## What to do
All records, minus the pictures: write them out exactly.

## Material for this task
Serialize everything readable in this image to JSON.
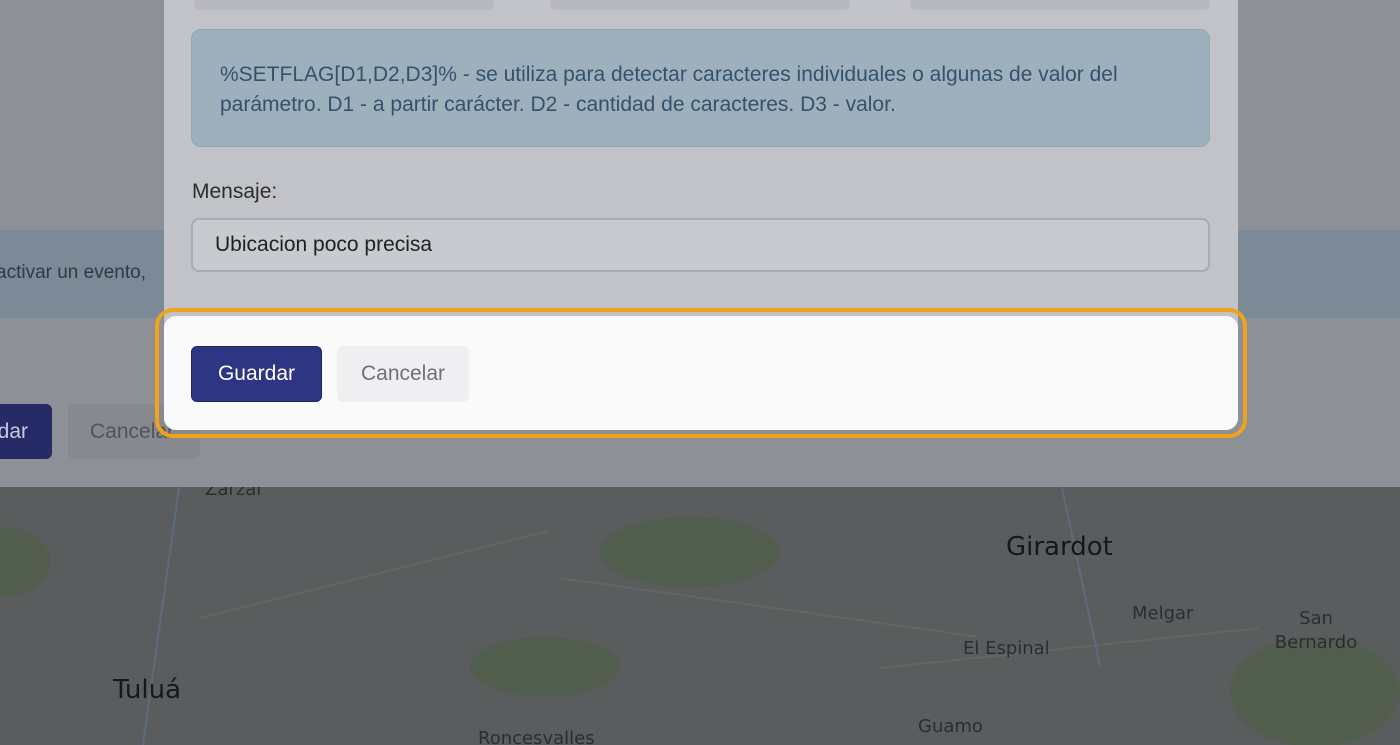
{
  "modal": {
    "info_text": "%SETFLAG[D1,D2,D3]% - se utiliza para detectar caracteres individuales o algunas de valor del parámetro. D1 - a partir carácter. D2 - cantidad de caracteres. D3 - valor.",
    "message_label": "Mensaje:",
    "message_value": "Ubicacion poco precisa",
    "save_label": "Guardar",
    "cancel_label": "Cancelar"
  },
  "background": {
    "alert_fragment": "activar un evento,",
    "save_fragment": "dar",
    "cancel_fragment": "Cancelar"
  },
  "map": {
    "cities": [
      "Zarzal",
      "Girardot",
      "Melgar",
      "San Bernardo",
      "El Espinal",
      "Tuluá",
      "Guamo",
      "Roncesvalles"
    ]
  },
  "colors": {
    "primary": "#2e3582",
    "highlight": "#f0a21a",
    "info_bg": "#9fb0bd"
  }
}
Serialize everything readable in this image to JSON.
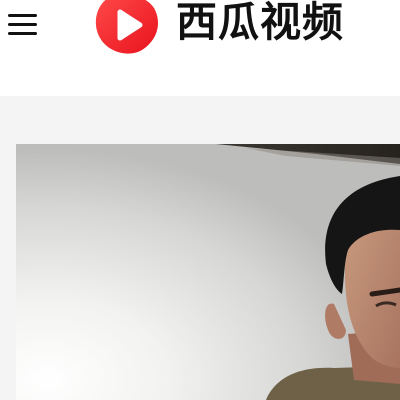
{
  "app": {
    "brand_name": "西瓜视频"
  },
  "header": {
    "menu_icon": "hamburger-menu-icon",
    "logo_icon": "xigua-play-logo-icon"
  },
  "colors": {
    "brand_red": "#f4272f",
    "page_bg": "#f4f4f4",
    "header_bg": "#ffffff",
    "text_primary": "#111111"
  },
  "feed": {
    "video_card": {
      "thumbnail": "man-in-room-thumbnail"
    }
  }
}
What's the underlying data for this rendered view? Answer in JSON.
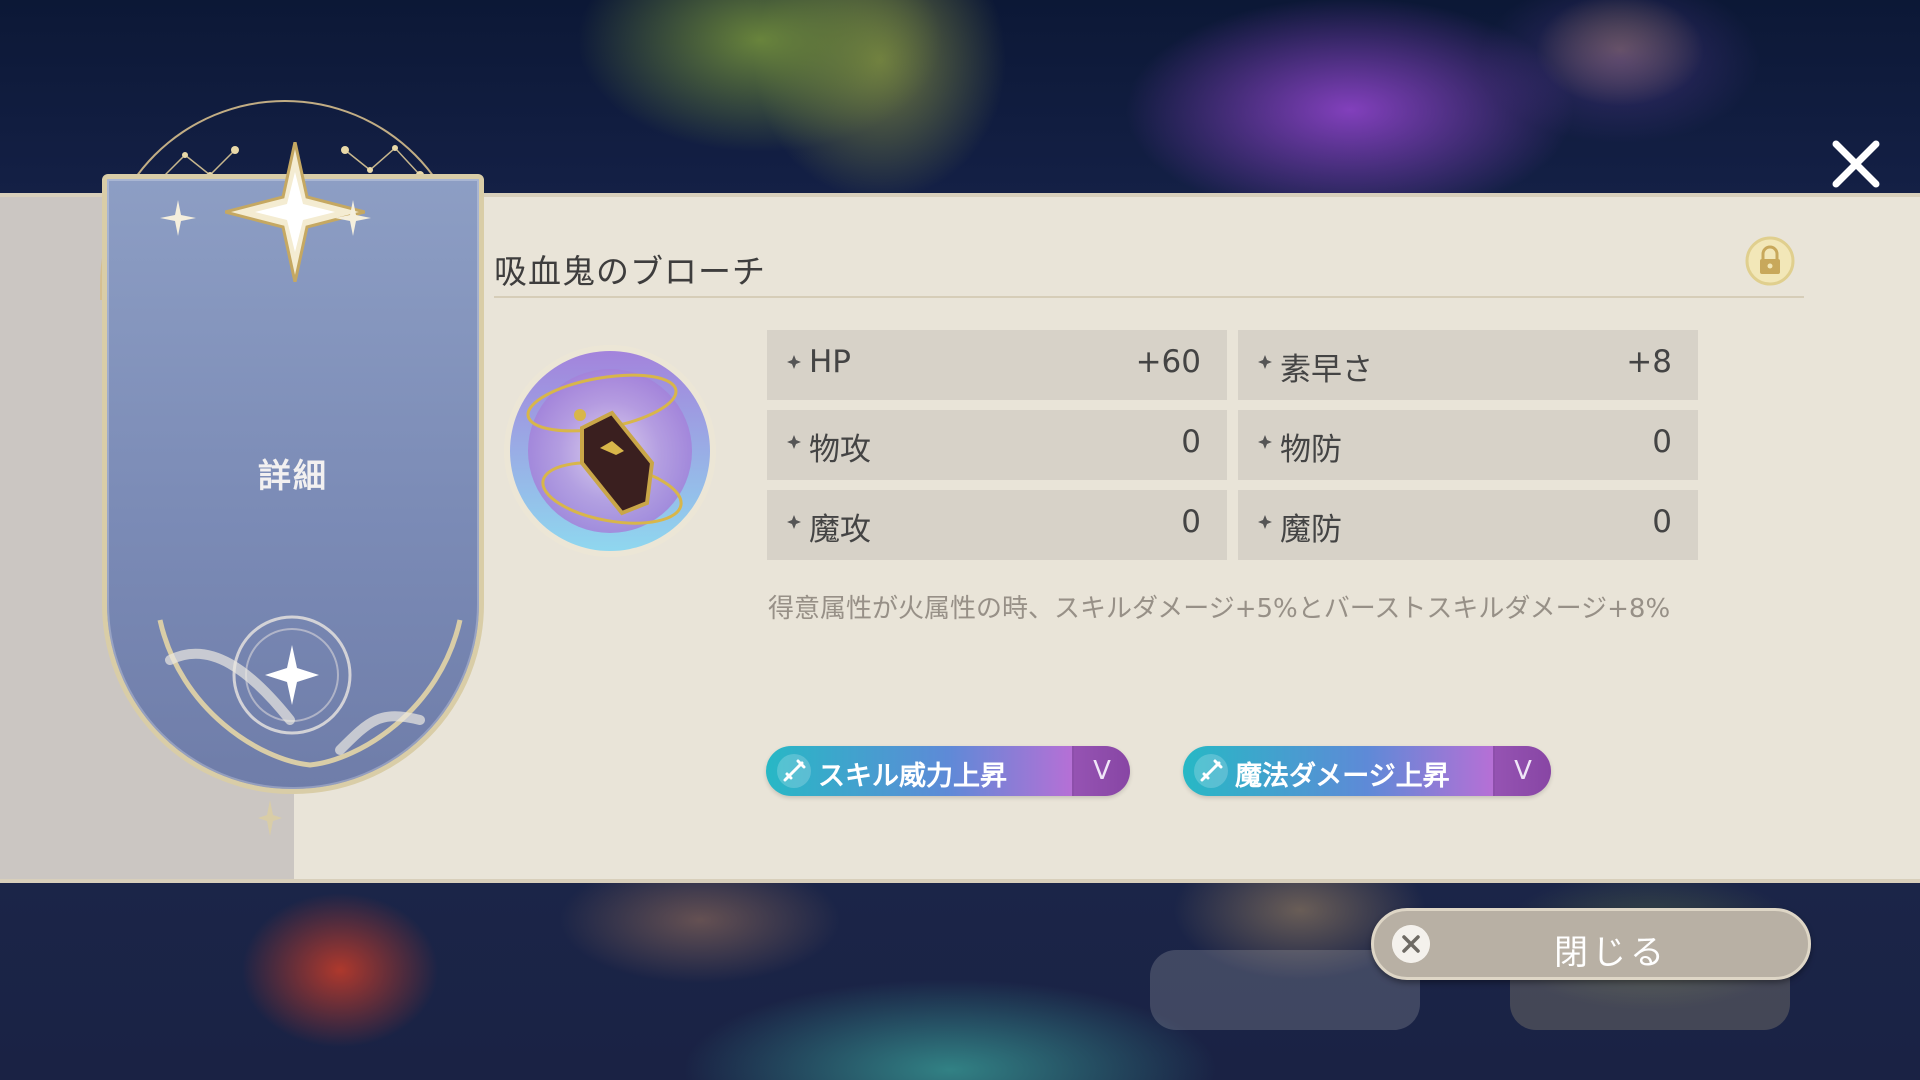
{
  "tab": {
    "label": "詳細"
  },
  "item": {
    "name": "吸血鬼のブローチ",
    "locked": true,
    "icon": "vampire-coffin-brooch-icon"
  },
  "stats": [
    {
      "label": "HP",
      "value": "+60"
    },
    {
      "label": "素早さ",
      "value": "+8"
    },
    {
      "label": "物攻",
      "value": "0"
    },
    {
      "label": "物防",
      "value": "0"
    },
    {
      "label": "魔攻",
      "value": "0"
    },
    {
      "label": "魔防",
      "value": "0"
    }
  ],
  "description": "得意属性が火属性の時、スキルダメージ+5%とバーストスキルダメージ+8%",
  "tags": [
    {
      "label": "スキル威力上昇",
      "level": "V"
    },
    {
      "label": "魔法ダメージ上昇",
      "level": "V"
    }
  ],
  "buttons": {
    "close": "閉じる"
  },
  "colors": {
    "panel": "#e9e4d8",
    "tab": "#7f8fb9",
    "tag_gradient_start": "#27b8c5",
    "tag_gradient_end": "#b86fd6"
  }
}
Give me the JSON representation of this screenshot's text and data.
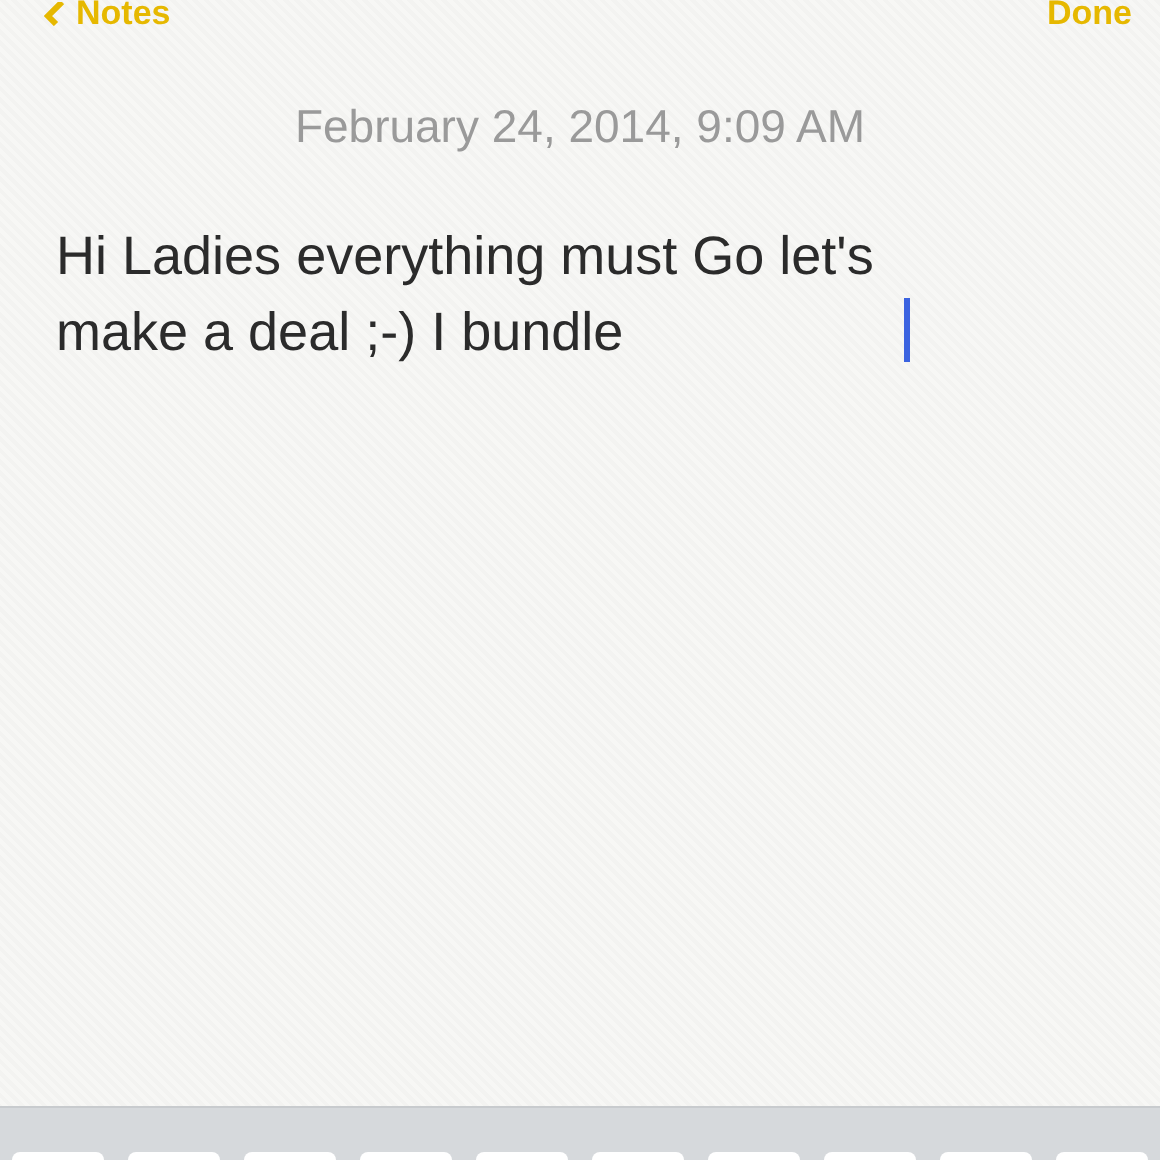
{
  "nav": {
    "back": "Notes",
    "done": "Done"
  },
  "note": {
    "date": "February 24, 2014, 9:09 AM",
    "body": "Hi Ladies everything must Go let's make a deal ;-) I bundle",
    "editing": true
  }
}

## Your response
Serialize everything readable in this image to JSON.
{
  "modal": {
    "info_text": "%SETFLAG[D1,D2,D3]% - se utiliza para detectar caracteres individuales o algunas de valor del parámetro. D1 - a partir carácter. D2 - cantidad de caracteres. D3 - valor.",
    "message_label": "Mensaje:",
    "message_value": "Ubicacion poco precisa",
    "save_label": "Guardar",
    "cancel_label": "Cancelar"
  },
  "background": {
    "alert_fragment": "activar un evento,",
    "save_fragment": "dar",
    "cancel_fragment": "Cancelar"
  },
  "map": {
    "cities": [
      "Zarzal",
      "Girardot",
      "Melgar",
      "San Bernardo",
      "El Espinal",
      "Tuluá",
      "Guamo",
      "Roncesvalles"
    ]
  },
  "colors": {
    "primary": "#2e3582",
    "highlight": "#f0a21a",
    "info_bg": "#9fb0bd"
  }
}
Serialize everything readable in this image to JSON.
{
  "app": {
    "brand_name": "西瓜视频"
  },
  "header": {
    "menu_icon": "hamburger-menu-icon",
    "logo_icon": "xigua-play-logo-icon"
  },
  "colors": {
    "brand_red": "#f4272f",
    "page_bg": "#f4f4f4",
    "header_bg": "#ffffff",
    "text_primary": "#111111"
  },
  "feed": {
    "video_card": {
      "thumbnail": "man-in-room-thumbnail"
    }
  }
}
What's the underlying data for this rendered view? Answer in JSON.
{
  "tab": {
    "label": "詳細"
  },
  "item": {
    "name": "吸血鬼のブローチ",
    "locked": true,
    "icon": "vampire-coffin-brooch-icon"
  },
  "stats": [
    {
      "label": "HP",
      "value": "+60"
    },
    {
      "label": "素早さ",
      "value": "+8"
    },
    {
      "label": "物攻",
      "value": "0"
    },
    {
      "label": "物防",
      "value": "0"
    },
    {
      "label": "魔攻",
      "value": "0"
    },
    {
      "label": "魔防",
      "value": "0"
    }
  ],
  "description": "得意属性が火属性の時、スキルダメージ+5%とバーストスキルダメージ+8%",
  "tags": [
    {
      "label": "スキル威力上昇",
      "level": "V"
    },
    {
      "label": "魔法ダメージ上昇",
      "level": "V"
    }
  ],
  "buttons": {
    "close": "閉じる"
  },
  "colors": {
    "panel": "#e9e4d8",
    "tab": "#7f8fb9",
    "tag_gradient_start": "#27b8c5",
    "tag_gradient_end": "#b86fd6"
  }
}
Give me the JSON representation of this screenshot's text and data.
{
  "nav": {
    "back": "Notes",
    "done": "Done"
  },
  "note": {
    "date": "February 24, 2014, 9:09 AM",
    "body": "Hi Ladies everything must Go let's make a deal ;-) I bundle",
    "editing": true
  }
}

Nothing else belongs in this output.